| Data records for software interfaces |
________________

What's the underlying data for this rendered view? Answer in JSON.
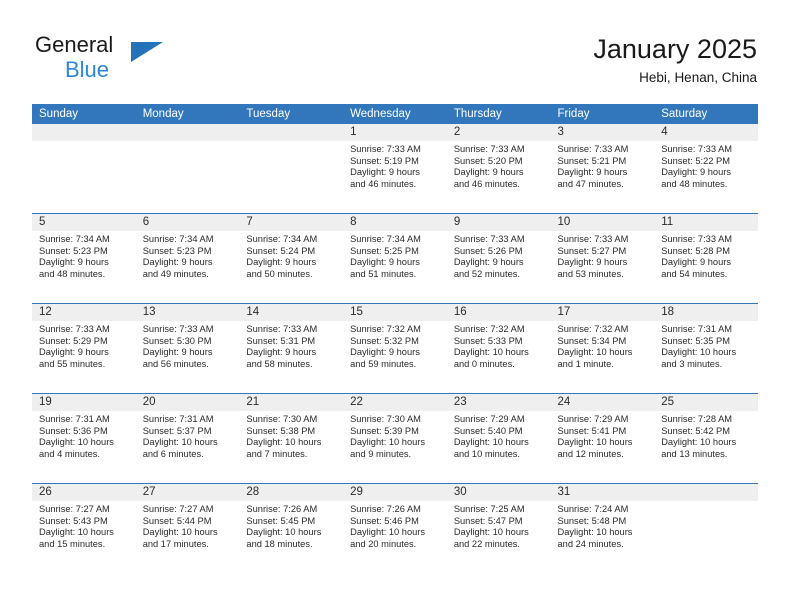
{
  "brand": {
    "name_top": "General",
    "name_bottom": "Blue",
    "triangle_color": "#2472b8",
    "blue_text_color": "#2e87d6"
  },
  "header": {
    "title": "January 2025",
    "location": "Hebi, Henan, China"
  },
  "theme": {
    "header_blue": "#3277bc",
    "daynum_band": "#efefef",
    "text": "#2b2b2b"
  },
  "calendar": {
    "weekday_headers": [
      "Sunday",
      "Monday",
      "Tuesday",
      "Wednesday",
      "Thursday",
      "Friday",
      "Saturday"
    ],
    "weeks": [
      [
        {
          "day": "",
          "lines": []
        },
        {
          "day": "",
          "lines": []
        },
        {
          "day": "",
          "lines": []
        },
        {
          "day": "1",
          "lines": [
            "Sunrise: 7:33 AM",
            "Sunset: 5:19 PM",
            "Daylight: 9 hours",
            "and 46 minutes."
          ]
        },
        {
          "day": "2",
          "lines": [
            "Sunrise: 7:33 AM",
            "Sunset: 5:20 PM",
            "Daylight: 9 hours",
            "and 46 minutes."
          ]
        },
        {
          "day": "3",
          "lines": [
            "Sunrise: 7:33 AM",
            "Sunset: 5:21 PM",
            "Daylight: 9 hours",
            "and 47 minutes."
          ]
        },
        {
          "day": "4",
          "lines": [
            "Sunrise: 7:33 AM",
            "Sunset: 5:22 PM",
            "Daylight: 9 hours",
            "and 48 minutes."
          ]
        }
      ],
      [
        {
          "day": "5",
          "lines": [
            "Sunrise: 7:34 AM",
            "Sunset: 5:23 PM",
            "Daylight: 9 hours",
            "and 48 minutes."
          ]
        },
        {
          "day": "6",
          "lines": [
            "Sunrise: 7:34 AM",
            "Sunset: 5:23 PM",
            "Daylight: 9 hours",
            "and 49 minutes."
          ]
        },
        {
          "day": "7",
          "lines": [
            "Sunrise: 7:34 AM",
            "Sunset: 5:24 PM",
            "Daylight: 9 hours",
            "and 50 minutes."
          ]
        },
        {
          "day": "8",
          "lines": [
            "Sunrise: 7:34 AM",
            "Sunset: 5:25 PM",
            "Daylight: 9 hours",
            "and 51 minutes."
          ]
        },
        {
          "day": "9",
          "lines": [
            "Sunrise: 7:33 AM",
            "Sunset: 5:26 PM",
            "Daylight: 9 hours",
            "and 52 minutes."
          ]
        },
        {
          "day": "10",
          "lines": [
            "Sunrise: 7:33 AM",
            "Sunset: 5:27 PM",
            "Daylight: 9 hours",
            "and 53 minutes."
          ]
        },
        {
          "day": "11",
          "lines": [
            "Sunrise: 7:33 AM",
            "Sunset: 5:28 PM",
            "Daylight: 9 hours",
            "and 54 minutes."
          ]
        }
      ],
      [
        {
          "day": "12",
          "lines": [
            "Sunrise: 7:33 AM",
            "Sunset: 5:29 PM",
            "Daylight: 9 hours",
            "and 55 minutes."
          ]
        },
        {
          "day": "13",
          "lines": [
            "Sunrise: 7:33 AM",
            "Sunset: 5:30 PM",
            "Daylight: 9 hours",
            "and 56 minutes."
          ]
        },
        {
          "day": "14",
          "lines": [
            "Sunrise: 7:33 AM",
            "Sunset: 5:31 PM",
            "Daylight: 9 hours",
            "and 58 minutes."
          ]
        },
        {
          "day": "15",
          "lines": [
            "Sunrise: 7:32 AM",
            "Sunset: 5:32 PM",
            "Daylight: 9 hours",
            "and 59 minutes."
          ]
        },
        {
          "day": "16",
          "lines": [
            "Sunrise: 7:32 AM",
            "Sunset: 5:33 PM",
            "Daylight: 10 hours",
            "and 0 minutes."
          ]
        },
        {
          "day": "17",
          "lines": [
            "Sunrise: 7:32 AM",
            "Sunset: 5:34 PM",
            "Daylight: 10 hours",
            "and 1 minute."
          ]
        },
        {
          "day": "18",
          "lines": [
            "Sunrise: 7:31 AM",
            "Sunset: 5:35 PM",
            "Daylight: 10 hours",
            "and 3 minutes."
          ]
        }
      ],
      [
        {
          "day": "19",
          "lines": [
            "Sunrise: 7:31 AM",
            "Sunset: 5:36 PM",
            "Daylight: 10 hours",
            "and 4 minutes."
          ]
        },
        {
          "day": "20",
          "lines": [
            "Sunrise: 7:31 AM",
            "Sunset: 5:37 PM",
            "Daylight: 10 hours",
            "and 6 minutes."
          ]
        },
        {
          "day": "21",
          "lines": [
            "Sunrise: 7:30 AM",
            "Sunset: 5:38 PM",
            "Daylight: 10 hours",
            "and 7 minutes."
          ]
        },
        {
          "day": "22",
          "lines": [
            "Sunrise: 7:30 AM",
            "Sunset: 5:39 PM",
            "Daylight: 10 hours",
            "and 9 minutes."
          ]
        },
        {
          "day": "23",
          "lines": [
            "Sunrise: 7:29 AM",
            "Sunset: 5:40 PM",
            "Daylight: 10 hours",
            "and 10 minutes."
          ]
        },
        {
          "day": "24",
          "lines": [
            "Sunrise: 7:29 AM",
            "Sunset: 5:41 PM",
            "Daylight: 10 hours",
            "and 12 minutes."
          ]
        },
        {
          "day": "25",
          "lines": [
            "Sunrise: 7:28 AM",
            "Sunset: 5:42 PM",
            "Daylight: 10 hours",
            "and 13 minutes."
          ]
        }
      ],
      [
        {
          "day": "26",
          "lines": [
            "Sunrise: 7:27 AM",
            "Sunset: 5:43 PM",
            "Daylight: 10 hours",
            "and 15 minutes."
          ]
        },
        {
          "day": "27",
          "lines": [
            "Sunrise: 7:27 AM",
            "Sunset: 5:44 PM",
            "Daylight: 10 hours",
            "and 17 minutes."
          ]
        },
        {
          "day": "28",
          "lines": [
            "Sunrise: 7:26 AM",
            "Sunset: 5:45 PM",
            "Daylight: 10 hours",
            "and 18 minutes."
          ]
        },
        {
          "day": "29",
          "lines": [
            "Sunrise: 7:26 AM",
            "Sunset: 5:46 PM",
            "Daylight: 10 hours",
            "and 20 minutes."
          ]
        },
        {
          "day": "30",
          "lines": [
            "Sunrise: 7:25 AM",
            "Sunset: 5:47 PM",
            "Daylight: 10 hours",
            "and 22 minutes."
          ]
        },
        {
          "day": "31",
          "lines": [
            "Sunrise: 7:24 AM",
            "Sunset: 5:48 PM",
            "Daylight: 10 hours",
            "and 24 minutes."
          ]
        },
        {
          "day": "",
          "lines": []
        }
      ]
    ]
  }
}
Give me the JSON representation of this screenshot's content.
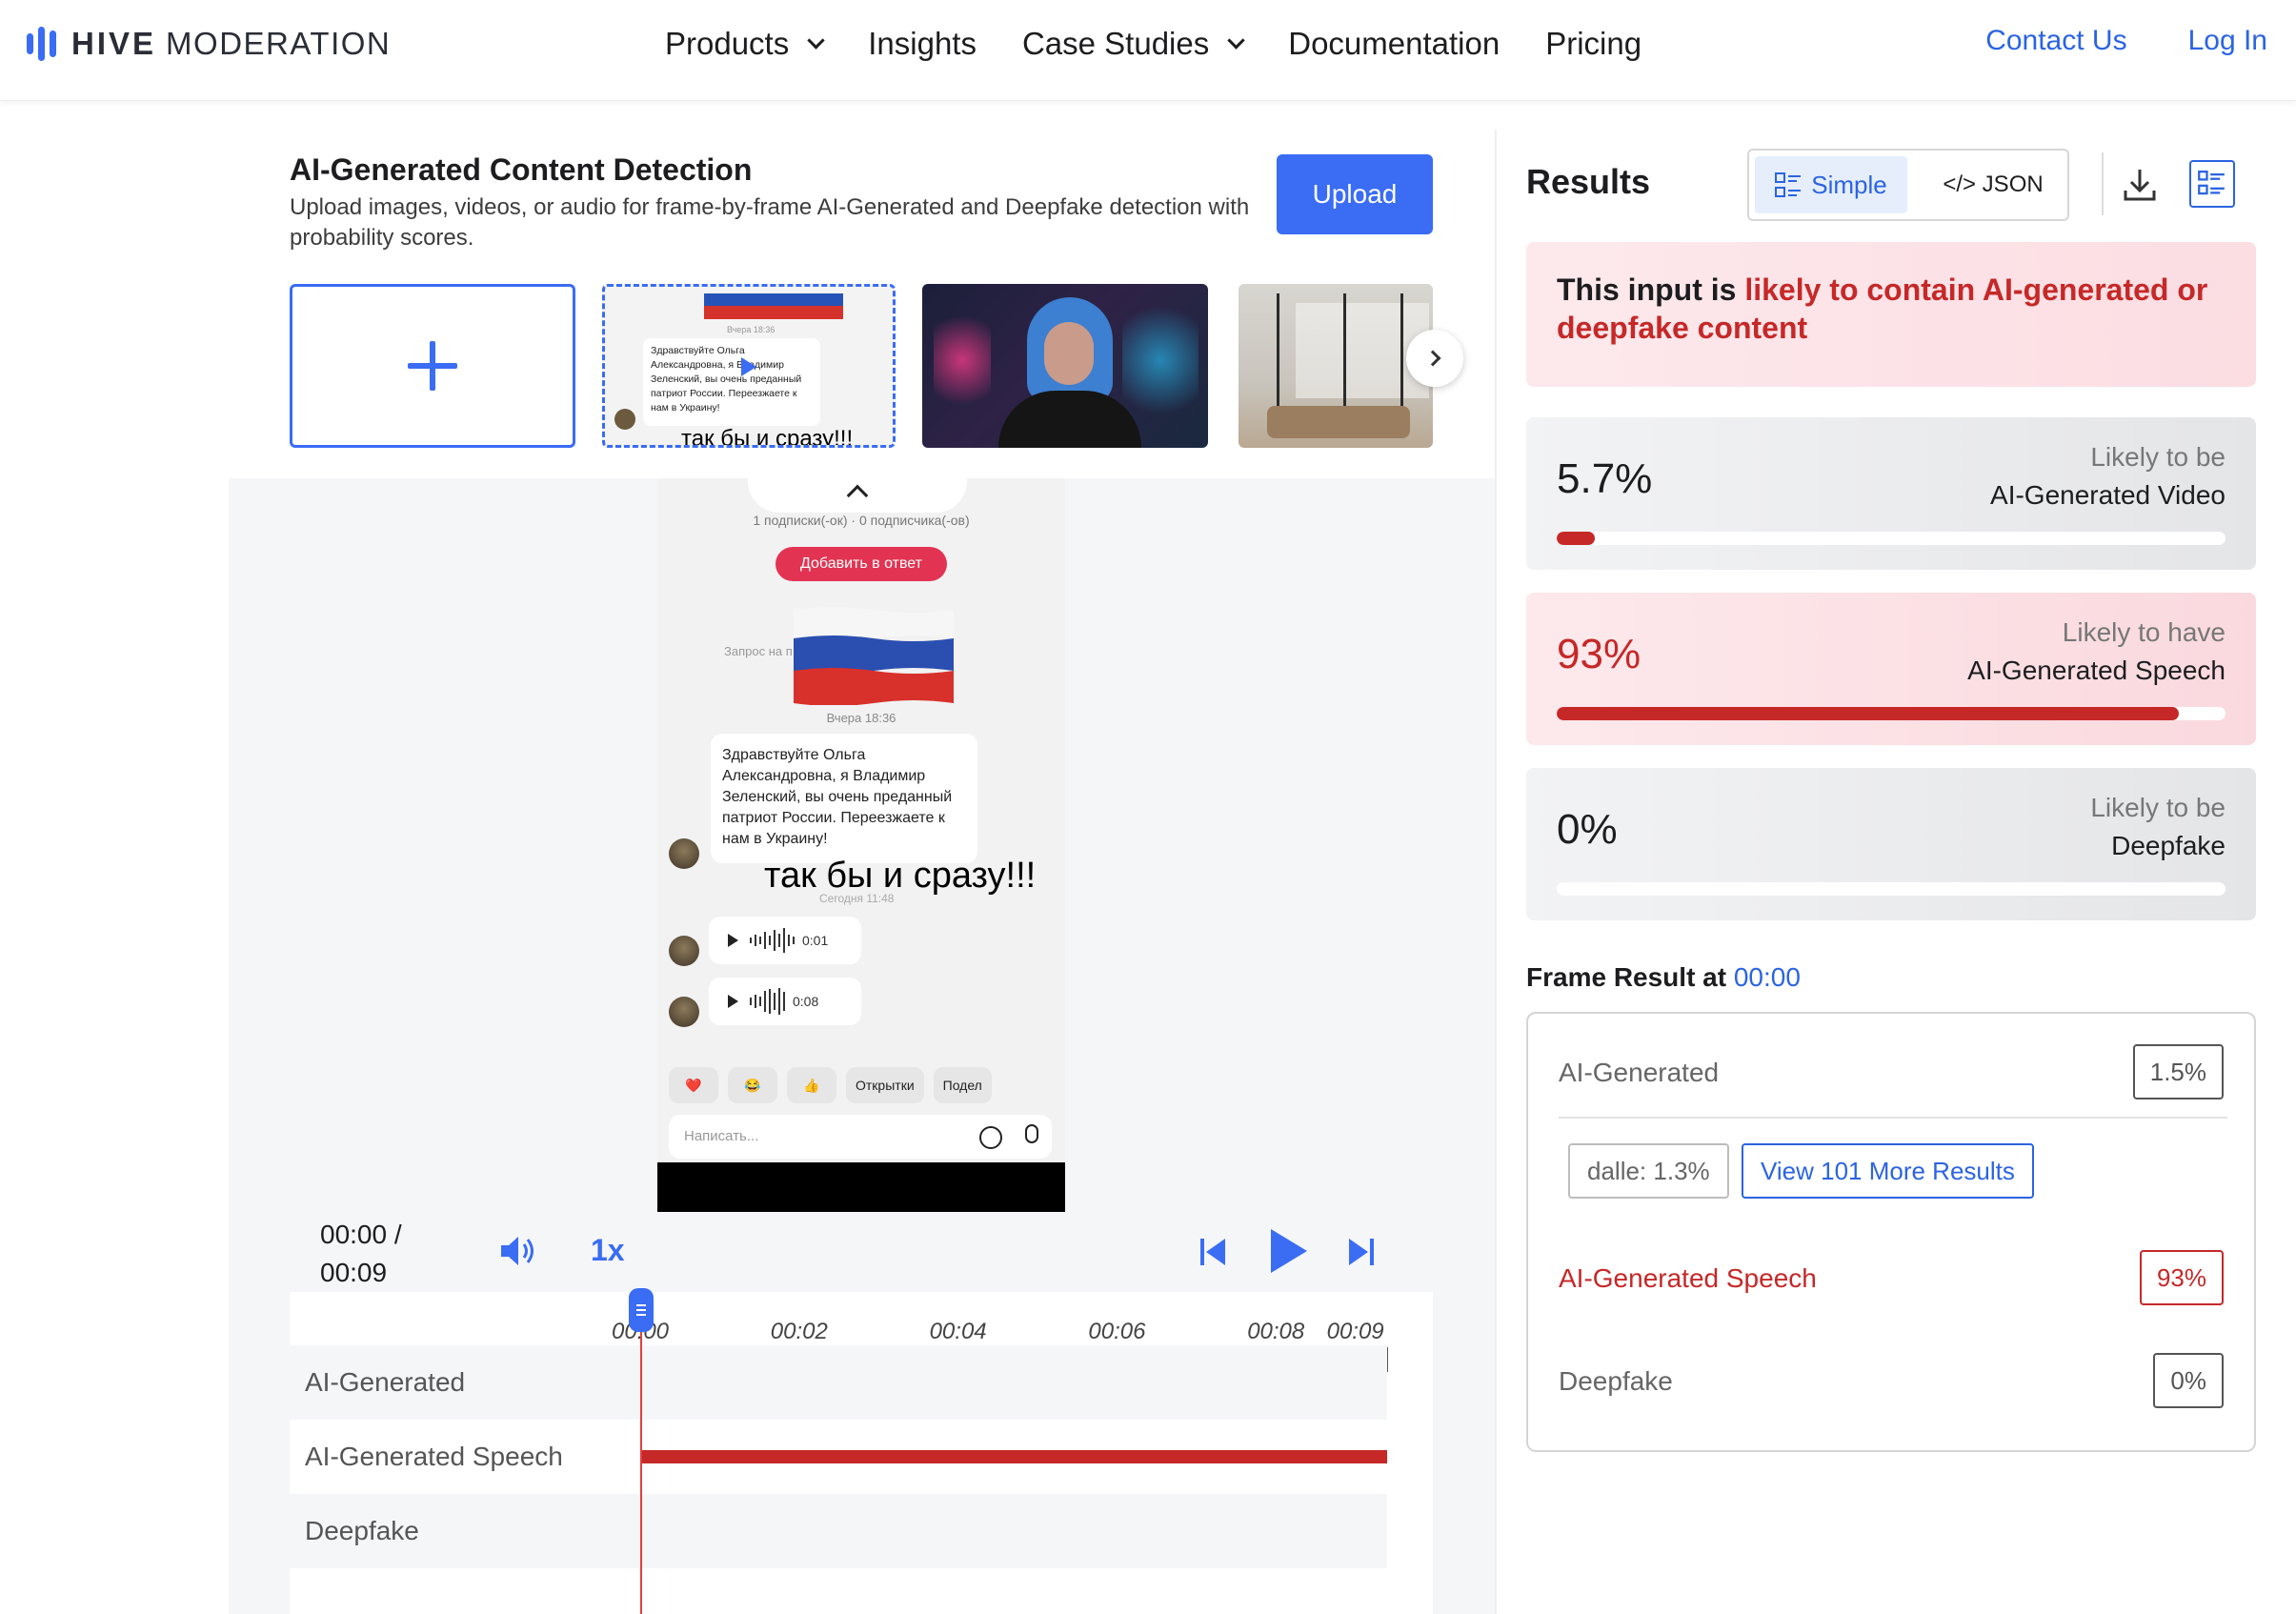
{
  "nav": {
    "brand_bold": "HIVE",
    "brand_light": "MODERATION",
    "links": [
      "Products",
      "Insights",
      "Case Studies",
      "Documentation",
      "Pricing"
    ],
    "contact": "Contact Us",
    "login": "Log In"
  },
  "header": {
    "title": "AI-Generated Content Detection",
    "subtitle": "Upload images, videos, or audio for frame-by-frame AI-Generated and Deepfake detection with probability scores.",
    "upload_label": "Upload"
  },
  "thumbnail_chat": {
    "time": "Вчера 18:36",
    "message": "Здравствуйте Ольга Александровна, я Владимир Зеленский, вы очень преданный патриот России. Переезжаете к нам в Украину!",
    "caption": "так бы и сразу!!!"
  },
  "video": {
    "subscribers": "1 подписки(-ок) · 0 подписчика(-ов)",
    "add_reply": "Добавить в ответ",
    "request": "Запрос на п",
    "time1": "Вчера 18:36",
    "message": "Здравствуйте Ольга Александровна, я Владимир Зеленский, вы очень преданный патриот России. Переезжаете к нам в Украину!",
    "caption": "так бы и сразу!!!",
    "time2": "Сегодня 11:48",
    "voice1": "0:01",
    "voice2": "0:08",
    "reactions": [
      "❤️",
      "😂",
      "👍",
      "Открытки",
      "Подел"
    ],
    "input_placeholder": "Написать..."
  },
  "player": {
    "time_current": "00:00 /",
    "time_total": "00:09",
    "speed": "1x",
    "timeline_labels": [
      "00:00",
      "00:02",
      "00:04",
      "00:06",
      "00:08",
      "00:09"
    ],
    "rows": [
      "AI-Generated",
      "AI-Generated Speech",
      "Deepfake"
    ]
  },
  "results": {
    "title": "Results",
    "toggle_simple": "Simple",
    "toggle_json": "</> JSON",
    "alert_prefix": "This input is ",
    "alert_highlight": "likely to contain AI-generated or deepfake content",
    "cards": [
      {
        "pct": "5.7%",
        "value": 5.7,
        "line1": "Likely to be",
        "line2": "AI-Generated Video",
        "flagged": false
      },
      {
        "pct": "93%",
        "value": 93,
        "line1": "Likely to have",
        "line2": "AI-Generated Speech",
        "flagged": true
      },
      {
        "pct": "0%",
        "value": 0,
        "line1": "Likely to be",
        "line2": "Deepfake",
        "flagged": false
      }
    ],
    "frame_title": "Frame Result at ",
    "frame_time": "00:00",
    "frame": {
      "ai_generated": "AI-Generated",
      "ai_generated_pct": "1.5%",
      "chip_dalle": "dalle: 1.3%",
      "chip_more": "View 101 More Results",
      "speech": "AI-Generated Speech",
      "speech_pct": "93%",
      "deepfake": "Deepfake",
      "deepfake_pct": "0%"
    }
  },
  "colors": {
    "accent": "#3a6cf4",
    "link": "#2b64e3",
    "danger": "#c62828"
  }
}
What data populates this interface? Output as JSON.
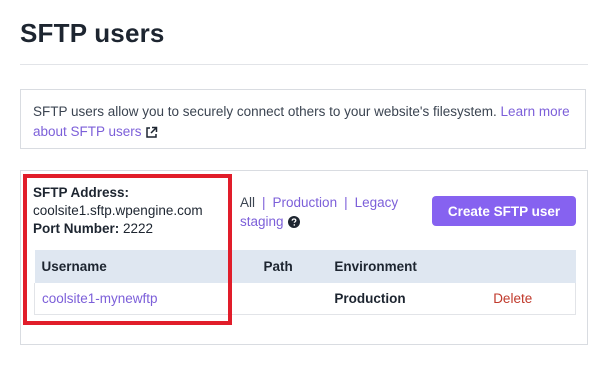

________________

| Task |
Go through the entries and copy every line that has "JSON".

| Task solution |
What's the underlying data for this rendered view? Answer in JSON.
Give me the JSON representation of this screenshot's content.
    "toggle_json": "</> JSON",
What data populates this interface? Output as JSON.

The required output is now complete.